A sportsbook is a place where people make bets on sporting events. It can also be referred to as a bookmaker or a bookie. A sportsbook accepts bets on a variety of different things, but the vast majority of these bets are placed on whether a team or individual will win a specific game or event.

A good sportsbook will pay out winning wagers quickly and accurately. In addition, it should offer reasonable security measures to ensure that personal information is safe and protected. Finally, a sportsbook should treat its customers fairly and provide efficient customer service. This includes resolving any disputes that may arise.

While there are plenty of sportsbooks online, not all are created equal. In order to find the best one, you should look for an online sportsbook that has a good reputation, offers competitive odds and has a user-friendly interface. It should also offer a variety of deposit and withdrawal options.

When choosing a sportsbook, be sure to read independent reviews before making any deposits. This will help you avoid any scams or pitfalls that could ruin your experience. In addition, you should read a sportsbook’s terms of service and privacy policy to ensure that you’re using the right site.

The most popular sportsbooks in the United States are FanDuel and DraftKings. Both have a solid presence in most states and are competing for long-term market supremacy. While both sportsbooks have strong customer bases, each has a unique set of features and benefits that differentiate them from the other.

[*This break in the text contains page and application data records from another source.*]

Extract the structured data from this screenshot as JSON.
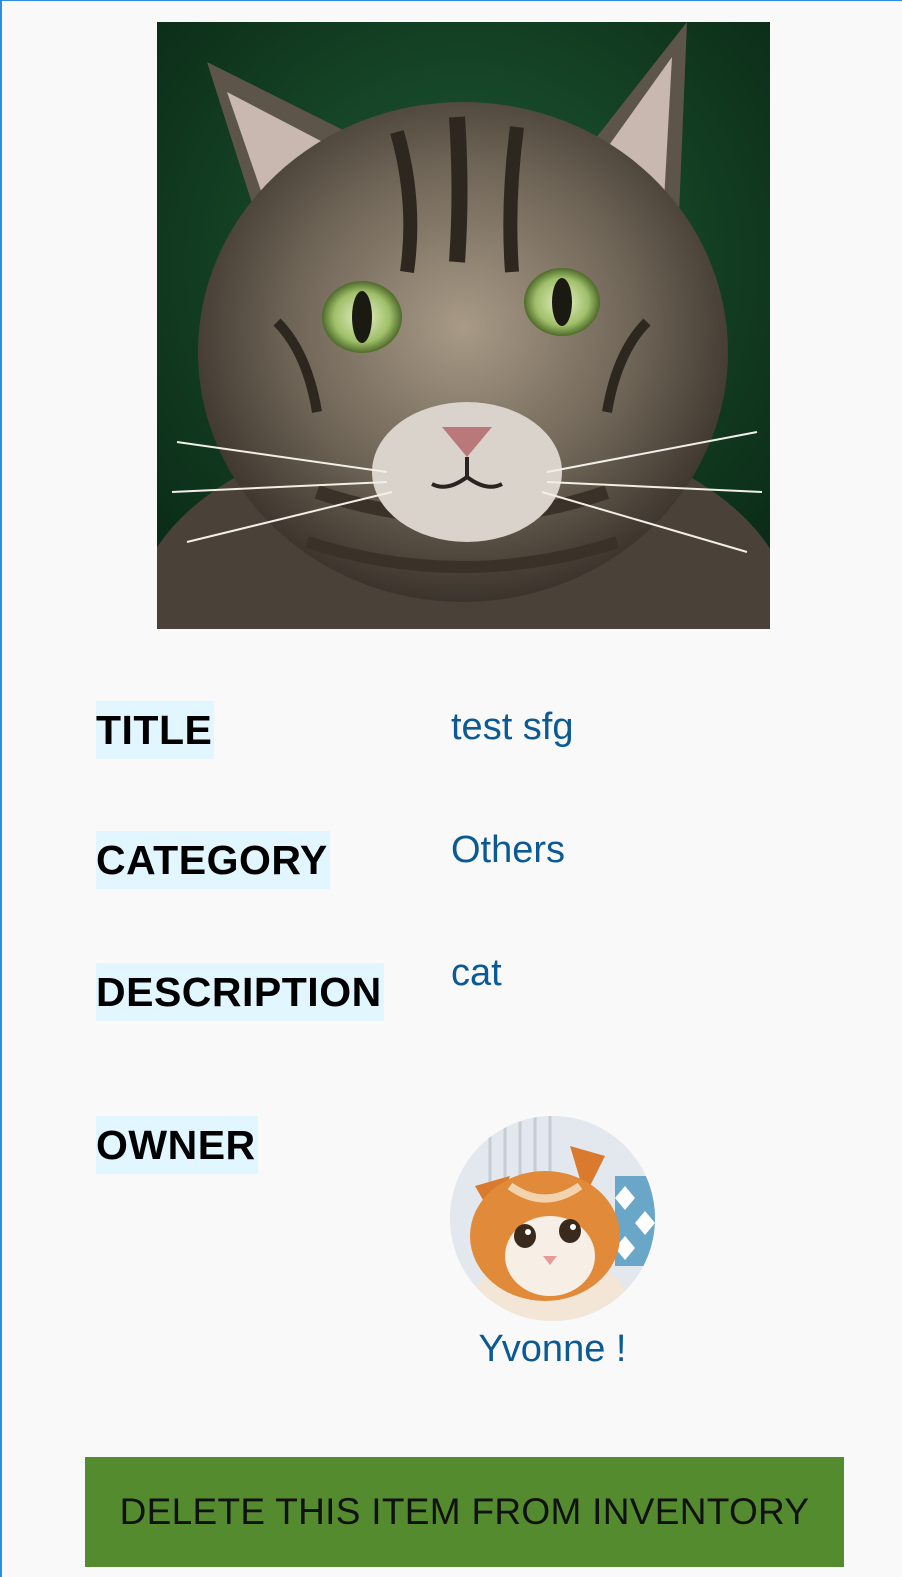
{
  "item": {
    "photo_alt": "cat-photo",
    "fields": [
      {
        "label": "TITLE",
        "value": "test sfg"
      },
      {
        "label": "CATEGORY",
        "value": "Others"
      },
      {
        "label": "DESCRIPTION",
        "value": "cat"
      }
    ],
    "owner": {
      "label": "OWNER",
      "name": "Yvonne !",
      "avatar_icon": "owner-avatar-image"
    }
  },
  "actions": {
    "delete_label": "DELETE THIS ITEM FROM INVENTORY"
  },
  "colors": {
    "background": "#f9f9f9",
    "label_highlight": "#e2f6ff",
    "value_text": "#0b5a94",
    "delete_button": "#548b2e",
    "frame_border": "#2f8de4"
  }
}
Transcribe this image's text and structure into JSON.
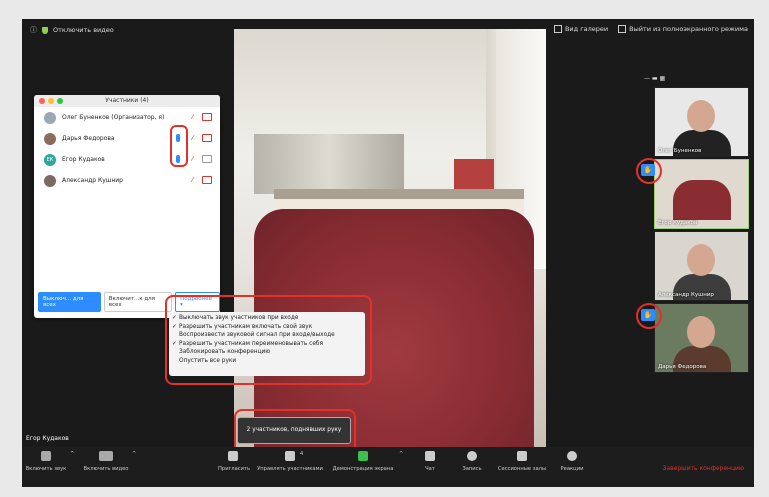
{
  "topbar": {
    "recording_label": "Отключить видео",
    "gallery_label": "Вид галереи",
    "exit_fullscreen_label": "Выйти из полноэкранного режима"
  },
  "participants_panel": {
    "title": "Участники (4)",
    "participants": [
      {
        "name": "Олег Буненков (Организатор, я)"
      },
      {
        "name": "Дарья Федорова"
      },
      {
        "name": "Егор Кудаков"
      },
      {
        "name": "Александр Кушнир"
      }
    ],
    "mute_all_label": "Выключ... для всех",
    "unmute_all_label": "Включит...к для всех",
    "more_label": "Подробнее ▾"
  },
  "more_menu": {
    "items": [
      {
        "label": "Выключать звук участников при входе",
        "checked": true
      },
      {
        "label": "Разрешить участникам включать свой звук",
        "checked": true
      },
      {
        "label": "Воспроизвести звуковой сигнал при входе/выходе",
        "checked": false
      },
      {
        "label": "Разрешить участникам переименовывать себя",
        "checked": true
      },
      {
        "label": "Заблокировать конференцию",
        "checked": false
      },
      {
        "label": "Опустить все руки",
        "checked": false
      }
    ]
  },
  "thumbnails": [
    {
      "name": "Олег Буненков"
    },
    {
      "name": "Егор Кудаков"
    },
    {
      "name": "Александр Кушнир"
    },
    {
      "name": "Дарья Федорова"
    }
  ],
  "tooltip": "2 участников, поднявших руку",
  "self_name": "Егор Кудаков",
  "toolbar": {
    "audio_label": "Включить звук",
    "video_label": "Включить видео",
    "invite_label": "Пригласить",
    "manage_label": "Управлять участниками",
    "manage_count": "4",
    "share_label": "Демонстрация экрана",
    "chat_label": "Чат",
    "record_label": "Запись",
    "breakout_label": "Сессионные залы",
    "reactions_label": "Реакции",
    "end_label": "Завершить конференцию"
  },
  "colors": {
    "accent": "#2d8cff",
    "highlight_ring": "#e0312b",
    "end_red": "#e0312b"
  }
}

A sportsbook is a place where you can place a bet on any type of event that takes place in the world of sports. In the past, most of these bets were made in person at brick and mortar locations. But in recent years, the popularity of online betting sites has increased and now more than 20 states allow sports bets to be placed.

In addition to being able to bet on all types of events, sportsbooks have other betting options like prop bets and moneyline bets. Prop bets are placed on specific aspects of a particular game and are often offered higher payouts than traditional wagers.

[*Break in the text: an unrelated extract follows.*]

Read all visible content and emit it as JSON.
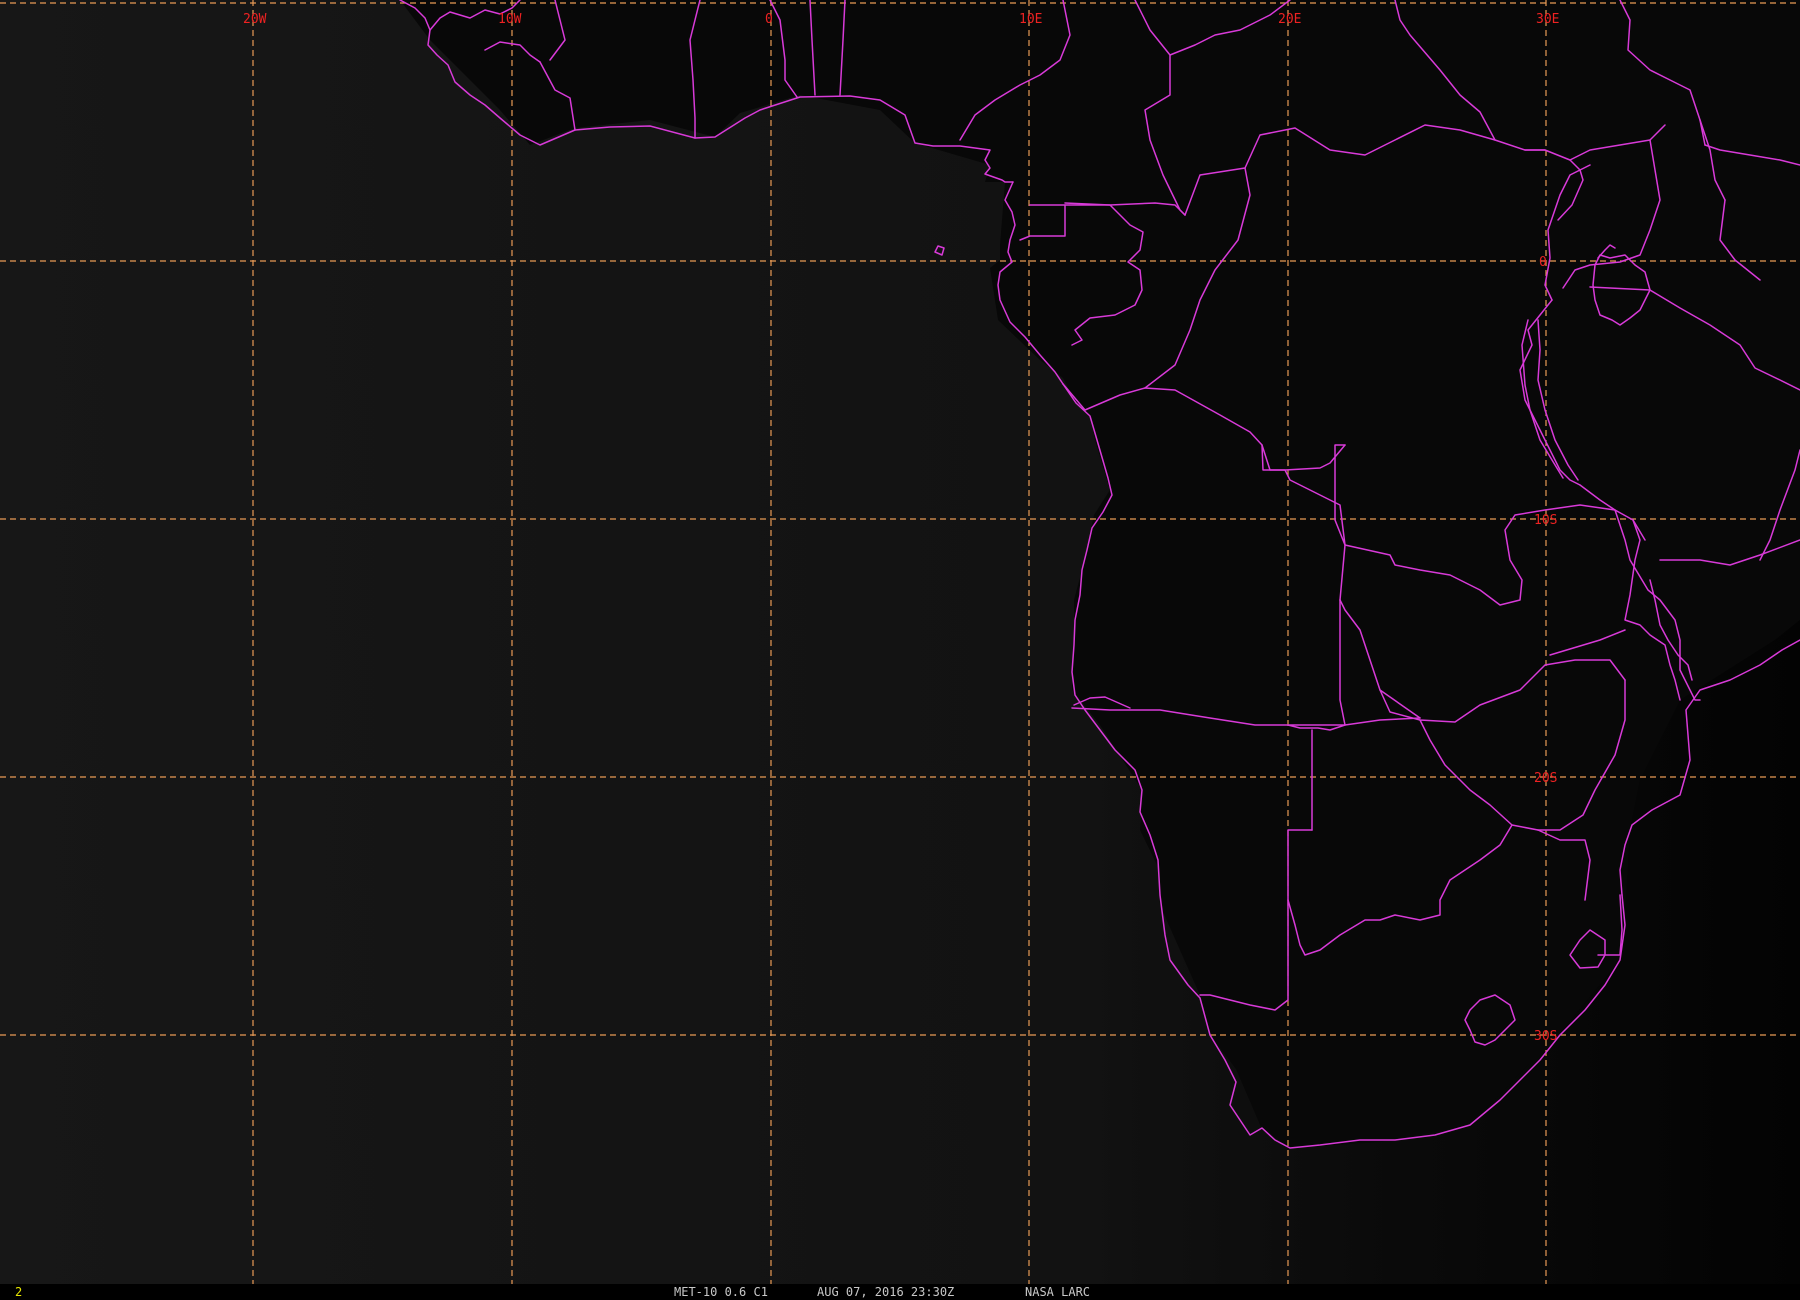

The odds that a sportsbook sets are based on the expected action from bettors. In other words, the more the bettors wager on a particular team or player, the lower the odds will be. These odds are called “lines” or “point spreads.”

To keep their lines competitive, sportsbooks charge what is known as juice or vig. This is the amount that a bet is worth to the sportsbook, and it is what allows them to turn a profit over time. To counter this, savvy bettors shop around and find the best odds on their favorite teams. This is a simple but effective way to maximize your profits and minimize your losses. It may not save you money on a single bet, but it will add up over the long run.